Browse on keywords: fertility Kansas
Search results on 05/24/13
9552. Bonczkowski, L.C., R.E. Lamond and D.A. Whitney. 1988. Effects of chloride rates and sources on winter wheat in Kansas.. Kansas Fertilizer Research p. 7-12.
For wheat and some other cereal grains, chloride has been reported to have an effect on plant diseases, either suppressing the disease organism or causing the plant to be able to withstand infection. It is hypothesized that yield increases are due to these effects. Researchers from several states have been able to show yield increases from chloride-containing fertilizers. The most common source is potassium chloride. In many cases, soil test potassium levels are high, and most soil test recommendations call for no additional K; however, when small increments of KCl are used, some yield increases have been reported.
9642. Havlin, J.L., A. Radhouani, A.J. Schlegel and J. Zupancic. 1988. Phosphorus fertilization for dryland wheat in western Kansas.. Kansas Fertilizer Research p. 21-26.
Field research was initiated to evaluate the influence of phosphorus rate and placement on winter wheat production in western Kansas. The primary objectives were to (1) calibrate commonly used phosphorus soil tests; (2) evaluate P rate x placement interaction; (3) establish the optimum soil sampling depth for phosphorus; and (4) evaluate the influence of soil sampling method or scheme on soil test P and fertilizer P recommendations on fields where P has been band applied.
9756. Unruh, L.G., D.A. Whitney, R.G. Greenland and G.R. TenEyck. 1988. The effect of lime on winter wheat in south-central Kansas.. Kansas Fertilizer Research, p. 15-20..
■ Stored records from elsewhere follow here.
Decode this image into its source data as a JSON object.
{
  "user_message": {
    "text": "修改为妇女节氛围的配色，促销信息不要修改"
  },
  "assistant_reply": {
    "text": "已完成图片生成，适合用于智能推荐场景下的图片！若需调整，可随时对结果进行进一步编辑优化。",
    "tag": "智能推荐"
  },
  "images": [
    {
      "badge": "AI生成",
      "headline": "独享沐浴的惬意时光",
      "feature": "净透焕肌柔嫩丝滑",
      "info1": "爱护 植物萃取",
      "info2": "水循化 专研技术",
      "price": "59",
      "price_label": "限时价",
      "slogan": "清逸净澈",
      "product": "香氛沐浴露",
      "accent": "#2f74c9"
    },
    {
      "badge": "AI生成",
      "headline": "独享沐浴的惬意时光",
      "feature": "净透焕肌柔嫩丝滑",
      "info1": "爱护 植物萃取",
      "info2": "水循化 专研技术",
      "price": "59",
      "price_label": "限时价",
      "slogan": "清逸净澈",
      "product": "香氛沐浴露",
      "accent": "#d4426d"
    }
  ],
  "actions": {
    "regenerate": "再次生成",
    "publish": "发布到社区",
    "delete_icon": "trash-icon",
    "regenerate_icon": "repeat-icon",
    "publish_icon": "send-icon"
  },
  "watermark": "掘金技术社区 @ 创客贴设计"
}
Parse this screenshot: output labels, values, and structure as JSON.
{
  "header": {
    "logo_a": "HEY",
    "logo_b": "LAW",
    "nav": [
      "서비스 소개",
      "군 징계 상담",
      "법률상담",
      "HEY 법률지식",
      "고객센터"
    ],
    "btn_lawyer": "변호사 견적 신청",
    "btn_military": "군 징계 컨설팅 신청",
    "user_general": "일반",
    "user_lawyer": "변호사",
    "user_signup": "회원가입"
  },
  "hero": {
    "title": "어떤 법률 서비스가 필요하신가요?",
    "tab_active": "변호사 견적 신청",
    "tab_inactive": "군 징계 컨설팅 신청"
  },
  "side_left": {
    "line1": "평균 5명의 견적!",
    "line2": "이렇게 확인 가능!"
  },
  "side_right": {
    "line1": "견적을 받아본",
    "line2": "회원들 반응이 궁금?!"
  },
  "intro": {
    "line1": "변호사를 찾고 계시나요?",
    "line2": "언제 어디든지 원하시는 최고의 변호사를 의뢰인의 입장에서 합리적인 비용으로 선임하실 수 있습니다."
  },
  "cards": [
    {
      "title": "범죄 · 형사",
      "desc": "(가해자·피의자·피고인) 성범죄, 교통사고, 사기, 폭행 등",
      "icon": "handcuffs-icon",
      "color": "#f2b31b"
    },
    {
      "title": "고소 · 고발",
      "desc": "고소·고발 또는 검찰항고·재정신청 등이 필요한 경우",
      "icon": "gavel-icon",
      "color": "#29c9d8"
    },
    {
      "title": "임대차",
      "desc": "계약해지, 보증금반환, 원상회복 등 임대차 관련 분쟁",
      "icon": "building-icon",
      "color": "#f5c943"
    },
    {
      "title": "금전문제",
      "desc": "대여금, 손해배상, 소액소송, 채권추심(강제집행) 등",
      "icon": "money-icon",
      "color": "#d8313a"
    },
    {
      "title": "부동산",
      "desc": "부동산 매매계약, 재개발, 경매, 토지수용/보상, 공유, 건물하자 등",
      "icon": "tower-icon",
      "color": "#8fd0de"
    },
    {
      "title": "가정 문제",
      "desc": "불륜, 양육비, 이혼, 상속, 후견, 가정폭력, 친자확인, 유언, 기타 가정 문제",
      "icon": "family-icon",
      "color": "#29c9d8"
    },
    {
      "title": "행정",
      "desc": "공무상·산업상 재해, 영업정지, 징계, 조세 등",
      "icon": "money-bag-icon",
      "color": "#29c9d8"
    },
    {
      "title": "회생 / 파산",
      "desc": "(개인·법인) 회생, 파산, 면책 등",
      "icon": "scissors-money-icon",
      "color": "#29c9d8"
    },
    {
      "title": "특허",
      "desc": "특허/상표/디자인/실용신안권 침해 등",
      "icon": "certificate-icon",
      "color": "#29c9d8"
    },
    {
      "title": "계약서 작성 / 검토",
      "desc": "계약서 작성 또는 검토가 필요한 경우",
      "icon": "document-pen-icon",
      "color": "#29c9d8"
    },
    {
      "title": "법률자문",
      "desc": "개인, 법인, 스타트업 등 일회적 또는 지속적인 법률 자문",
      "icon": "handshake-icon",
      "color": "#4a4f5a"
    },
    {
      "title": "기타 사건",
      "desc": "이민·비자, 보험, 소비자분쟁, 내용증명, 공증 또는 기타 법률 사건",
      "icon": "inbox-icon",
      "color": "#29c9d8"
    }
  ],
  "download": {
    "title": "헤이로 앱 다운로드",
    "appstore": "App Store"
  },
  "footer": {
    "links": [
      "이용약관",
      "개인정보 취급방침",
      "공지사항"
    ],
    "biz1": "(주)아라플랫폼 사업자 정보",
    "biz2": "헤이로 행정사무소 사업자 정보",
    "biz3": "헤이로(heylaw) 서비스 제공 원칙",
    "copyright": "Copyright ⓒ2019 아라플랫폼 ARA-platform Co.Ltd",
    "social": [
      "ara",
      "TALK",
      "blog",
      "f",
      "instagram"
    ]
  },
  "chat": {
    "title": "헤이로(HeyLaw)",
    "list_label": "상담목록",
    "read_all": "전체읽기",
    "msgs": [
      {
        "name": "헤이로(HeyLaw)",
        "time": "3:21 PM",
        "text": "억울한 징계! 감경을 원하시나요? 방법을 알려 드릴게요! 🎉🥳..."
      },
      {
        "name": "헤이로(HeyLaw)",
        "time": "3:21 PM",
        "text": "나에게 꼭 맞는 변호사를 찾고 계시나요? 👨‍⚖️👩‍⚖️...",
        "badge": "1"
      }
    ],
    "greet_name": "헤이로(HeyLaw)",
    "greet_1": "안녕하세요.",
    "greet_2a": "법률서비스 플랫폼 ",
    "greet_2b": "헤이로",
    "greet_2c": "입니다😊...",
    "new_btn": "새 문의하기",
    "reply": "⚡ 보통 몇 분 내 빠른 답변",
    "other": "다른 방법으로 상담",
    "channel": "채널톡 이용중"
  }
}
Two lime studies with winter wheat reported in earlier progress reports were continued in the fall of 1987. One study was initiated at the Sandyland Experiment Field on August 27, 1982 to determine the lime response of winter wheat on a Carwile sandy soil and the optimum liming rate, and to compare the SMP buffer lime requirement with the field-determined lime requirement. On September 18, 1985 another lime study was initiated near Norwich, KS (Kingman County) on an acidic Farnum loam of soil. The objectives were to compare the effectiveness of agricultural liming materials to pure calcium carbonate and to determine the yield response with a heavier textured soil.
9772. Vigil, M.F. and D.E. Kissel. 1988. Evaluation of urea nitric phosphate for cool season grasses.. Kansas Fertilizer Research, p. 30-31..
Previous studies have compared urea and ammonium nitrate for forage production of cool-season grasses. Results from these studies have generally been similar, although sometimes production has been less with urea in the first year or two of the study. Lower forage production from urea treatment than from ammonium nitrate (AN) is usually attributed to ammonia loss from urea or perhaps increased immobilization of urea. The new urea-nitric phosphate (UNP) fertilizer offers the potential to reduce NH3 loss and or immobilization, therby resulting in improved forage production.